[Prompt] Copy each line of the material in which the word "value" appears.
═══
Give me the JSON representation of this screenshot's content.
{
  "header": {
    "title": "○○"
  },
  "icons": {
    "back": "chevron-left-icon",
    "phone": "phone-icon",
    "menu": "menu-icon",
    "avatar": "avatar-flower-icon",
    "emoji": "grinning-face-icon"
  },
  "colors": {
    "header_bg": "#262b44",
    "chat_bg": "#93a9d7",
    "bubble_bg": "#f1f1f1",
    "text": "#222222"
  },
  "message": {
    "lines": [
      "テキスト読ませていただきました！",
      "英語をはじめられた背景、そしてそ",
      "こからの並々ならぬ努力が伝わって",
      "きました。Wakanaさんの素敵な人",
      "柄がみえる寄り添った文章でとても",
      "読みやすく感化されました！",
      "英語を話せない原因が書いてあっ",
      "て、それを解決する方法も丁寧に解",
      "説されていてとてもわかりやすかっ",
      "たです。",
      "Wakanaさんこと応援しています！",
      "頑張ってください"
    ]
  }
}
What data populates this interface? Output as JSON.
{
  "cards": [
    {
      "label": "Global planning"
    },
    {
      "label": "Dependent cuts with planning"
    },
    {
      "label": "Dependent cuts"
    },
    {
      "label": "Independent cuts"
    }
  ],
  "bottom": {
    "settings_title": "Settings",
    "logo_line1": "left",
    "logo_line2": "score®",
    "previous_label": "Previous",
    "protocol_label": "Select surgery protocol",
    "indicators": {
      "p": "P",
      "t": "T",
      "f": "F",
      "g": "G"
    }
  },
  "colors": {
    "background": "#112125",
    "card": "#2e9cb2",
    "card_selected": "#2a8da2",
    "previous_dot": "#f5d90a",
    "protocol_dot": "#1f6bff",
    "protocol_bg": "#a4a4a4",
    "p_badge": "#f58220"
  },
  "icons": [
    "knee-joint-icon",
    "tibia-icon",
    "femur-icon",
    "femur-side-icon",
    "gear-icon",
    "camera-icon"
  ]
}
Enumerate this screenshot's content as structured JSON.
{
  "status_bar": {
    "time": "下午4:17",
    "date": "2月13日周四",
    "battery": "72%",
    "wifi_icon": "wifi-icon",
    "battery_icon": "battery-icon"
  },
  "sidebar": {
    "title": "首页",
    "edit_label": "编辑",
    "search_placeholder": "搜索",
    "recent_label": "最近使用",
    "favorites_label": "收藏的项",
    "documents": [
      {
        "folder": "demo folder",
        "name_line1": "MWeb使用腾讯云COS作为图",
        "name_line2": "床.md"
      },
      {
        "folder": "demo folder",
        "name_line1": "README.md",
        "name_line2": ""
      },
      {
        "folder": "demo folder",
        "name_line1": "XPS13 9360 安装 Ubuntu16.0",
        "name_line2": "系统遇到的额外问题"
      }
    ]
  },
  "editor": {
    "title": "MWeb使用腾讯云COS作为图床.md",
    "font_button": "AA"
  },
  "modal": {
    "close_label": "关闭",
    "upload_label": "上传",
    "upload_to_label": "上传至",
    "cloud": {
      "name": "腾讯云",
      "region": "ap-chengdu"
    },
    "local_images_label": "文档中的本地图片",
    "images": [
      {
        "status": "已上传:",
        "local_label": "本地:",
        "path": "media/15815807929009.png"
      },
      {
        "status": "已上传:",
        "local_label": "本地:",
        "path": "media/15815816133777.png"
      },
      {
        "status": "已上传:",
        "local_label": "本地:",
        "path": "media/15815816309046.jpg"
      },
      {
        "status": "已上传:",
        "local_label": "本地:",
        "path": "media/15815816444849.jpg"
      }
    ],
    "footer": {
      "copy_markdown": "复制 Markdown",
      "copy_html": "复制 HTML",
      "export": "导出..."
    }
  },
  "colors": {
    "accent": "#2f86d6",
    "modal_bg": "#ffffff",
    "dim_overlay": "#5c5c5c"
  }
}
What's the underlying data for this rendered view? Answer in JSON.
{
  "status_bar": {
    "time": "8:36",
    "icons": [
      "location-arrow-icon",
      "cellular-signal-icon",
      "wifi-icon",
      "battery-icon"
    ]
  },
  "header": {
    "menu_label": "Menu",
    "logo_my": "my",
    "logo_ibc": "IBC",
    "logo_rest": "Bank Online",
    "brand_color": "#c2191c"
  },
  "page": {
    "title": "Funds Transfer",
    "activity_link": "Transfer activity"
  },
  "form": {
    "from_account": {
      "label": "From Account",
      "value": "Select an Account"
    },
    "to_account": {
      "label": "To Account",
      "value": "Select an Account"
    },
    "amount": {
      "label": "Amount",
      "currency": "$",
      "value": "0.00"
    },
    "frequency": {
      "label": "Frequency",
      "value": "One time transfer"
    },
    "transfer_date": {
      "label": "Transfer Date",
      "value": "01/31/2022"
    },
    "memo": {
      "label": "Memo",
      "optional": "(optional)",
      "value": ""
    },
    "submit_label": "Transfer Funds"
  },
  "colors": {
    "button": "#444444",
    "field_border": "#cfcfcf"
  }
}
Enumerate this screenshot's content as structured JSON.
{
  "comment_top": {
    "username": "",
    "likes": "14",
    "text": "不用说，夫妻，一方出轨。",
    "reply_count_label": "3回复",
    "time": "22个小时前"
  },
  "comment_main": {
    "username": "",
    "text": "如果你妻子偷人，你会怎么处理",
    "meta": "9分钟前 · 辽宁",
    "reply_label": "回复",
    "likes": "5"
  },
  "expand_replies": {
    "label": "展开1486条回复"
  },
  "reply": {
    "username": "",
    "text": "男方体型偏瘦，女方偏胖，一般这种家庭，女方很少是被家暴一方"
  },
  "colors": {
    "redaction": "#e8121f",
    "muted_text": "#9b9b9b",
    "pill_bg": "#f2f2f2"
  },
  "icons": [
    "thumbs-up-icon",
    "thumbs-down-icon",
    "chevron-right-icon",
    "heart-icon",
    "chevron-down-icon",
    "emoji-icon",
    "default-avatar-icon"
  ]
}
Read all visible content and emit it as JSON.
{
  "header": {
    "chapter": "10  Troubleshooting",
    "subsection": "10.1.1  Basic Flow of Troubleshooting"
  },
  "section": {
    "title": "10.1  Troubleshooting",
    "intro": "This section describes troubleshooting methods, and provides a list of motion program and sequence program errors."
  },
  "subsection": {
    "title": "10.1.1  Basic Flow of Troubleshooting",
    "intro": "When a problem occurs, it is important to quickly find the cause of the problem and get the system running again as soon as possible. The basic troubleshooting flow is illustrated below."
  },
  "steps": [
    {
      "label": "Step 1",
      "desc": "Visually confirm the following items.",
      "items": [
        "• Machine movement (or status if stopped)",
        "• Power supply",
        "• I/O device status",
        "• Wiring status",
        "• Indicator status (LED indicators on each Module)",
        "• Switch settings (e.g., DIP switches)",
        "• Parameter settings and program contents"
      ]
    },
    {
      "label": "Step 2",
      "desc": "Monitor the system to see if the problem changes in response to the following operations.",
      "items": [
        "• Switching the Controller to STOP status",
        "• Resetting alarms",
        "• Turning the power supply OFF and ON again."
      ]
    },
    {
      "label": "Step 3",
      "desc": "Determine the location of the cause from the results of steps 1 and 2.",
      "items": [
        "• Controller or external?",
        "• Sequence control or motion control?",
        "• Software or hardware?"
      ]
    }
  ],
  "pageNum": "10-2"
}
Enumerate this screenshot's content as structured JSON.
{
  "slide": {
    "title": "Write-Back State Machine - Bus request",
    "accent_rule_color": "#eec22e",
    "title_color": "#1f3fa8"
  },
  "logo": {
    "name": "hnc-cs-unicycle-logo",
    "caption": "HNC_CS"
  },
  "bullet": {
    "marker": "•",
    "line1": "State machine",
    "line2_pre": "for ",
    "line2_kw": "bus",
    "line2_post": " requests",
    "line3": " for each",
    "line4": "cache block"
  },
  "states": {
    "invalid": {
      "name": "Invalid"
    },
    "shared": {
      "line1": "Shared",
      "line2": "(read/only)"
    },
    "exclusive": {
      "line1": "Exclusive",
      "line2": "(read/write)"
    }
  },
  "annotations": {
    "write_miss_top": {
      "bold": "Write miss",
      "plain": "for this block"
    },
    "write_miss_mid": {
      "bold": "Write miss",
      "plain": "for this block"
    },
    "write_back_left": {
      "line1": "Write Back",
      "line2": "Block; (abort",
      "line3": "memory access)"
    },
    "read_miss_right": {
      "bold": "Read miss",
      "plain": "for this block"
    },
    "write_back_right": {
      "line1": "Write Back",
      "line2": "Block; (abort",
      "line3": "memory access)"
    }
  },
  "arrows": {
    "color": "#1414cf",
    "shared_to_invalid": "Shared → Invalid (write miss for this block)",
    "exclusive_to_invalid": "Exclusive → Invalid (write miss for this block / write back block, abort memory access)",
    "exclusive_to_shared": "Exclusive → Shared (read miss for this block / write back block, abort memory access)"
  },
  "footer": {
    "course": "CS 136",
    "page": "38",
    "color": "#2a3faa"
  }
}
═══
[Solution]
      "value": "Select an Account"
      "value": "Select an Account"
      "value": "0.00"
      "value": "One time transfer"
      "value": "01/31/2022"
      "value": ""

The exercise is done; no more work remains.